Letters to the Seven Churches of Revelation, A First Century Message to 20th Century Christians by G Campbell Morgan and published by Classics.
In order to a proper understanding of the purpose of the letters to the churches of Asia, it is necessary that some word should be spoken concerning the book in which they are to be found. This book contains the last messages of Christ to men. In some important ways it differs from any other in the Divine Library. John did not receive it by the inspiration of the Spirit in the ordinary sense of that expression, but directly from Jesus Christ, as He appeared to him while in exile in Patmos.
Perhaps no book has been more neglected than this Revelation of Jesus Christ, and yet it the only one that opens with a distinct and three-fold blessing pronounced, a blessing first, upon those who read, secondly, upon those who hear, thirdly, upon those who keep the things that are written therein. There must be some deep significance in this introductory pronouncement, and because of the difficulty of interpretation, the Church has no right to neglect her Master's last message.

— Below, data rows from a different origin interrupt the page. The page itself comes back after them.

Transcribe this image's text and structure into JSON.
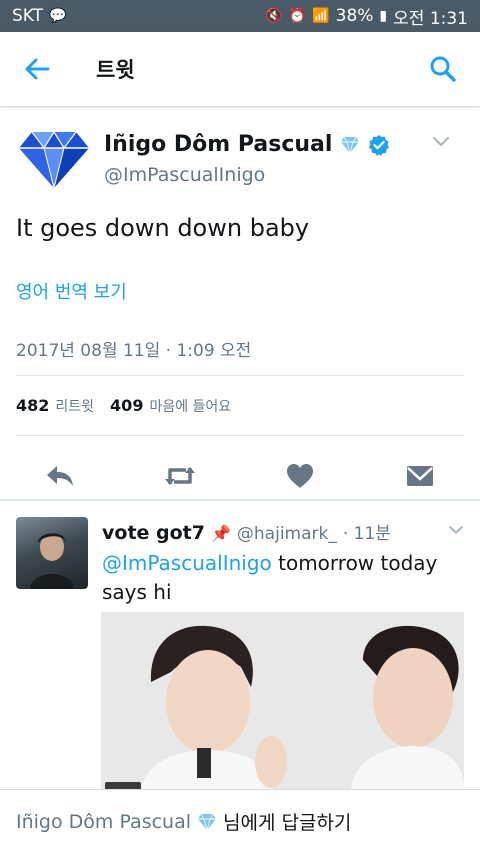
{
  "status_bar": {
    "carrier": "SKT",
    "battery": "38%",
    "time": "오전 1:31"
  },
  "app_bar": {
    "title": "트윗"
  },
  "tweet": {
    "author_name": "Iñigo Dôm Pascual",
    "handle": "@ImPascualInigo",
    "text": "It goes down down baby",
    "translate_label": "영어 번역 보기",
    "timestamp": "2017년 08월 11일 · 1:09 오전",
    "retweets_count": "482",
    "retweets_label": "리트윗",
    "likes_count": "409",
    "likes_label": "마음에 들어요"
  },
  "reply": {
    "name": "vote got7",
    "handle": "@hajimark_",
    "time": "· 11분",
    "mention": "@ImPascualInigo",
    "text": " tomorrow today says hi"
  },
  "composer": {
    "name": "Iñigo Dôm Pascual",
    "suffix": "님에게 답글하기"
  },
  "colors": {
    "accent": "#1da1f2",
    "status_bar": "#4a5a66",
    "secondary_text": "#657786"
  }
}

Yet while it is true that no book has been so sadly neglected, it is also true that around no book has there waged more persistent controversy. So keen has that controversy been, that we find Christian people divided into distinct schools of thought about it, and we hear of Preterist, Presentist, Futurist, and Spiritual interpretations. These differences have no detailed place in our present discussion. Our business lies only with the messages to the churches.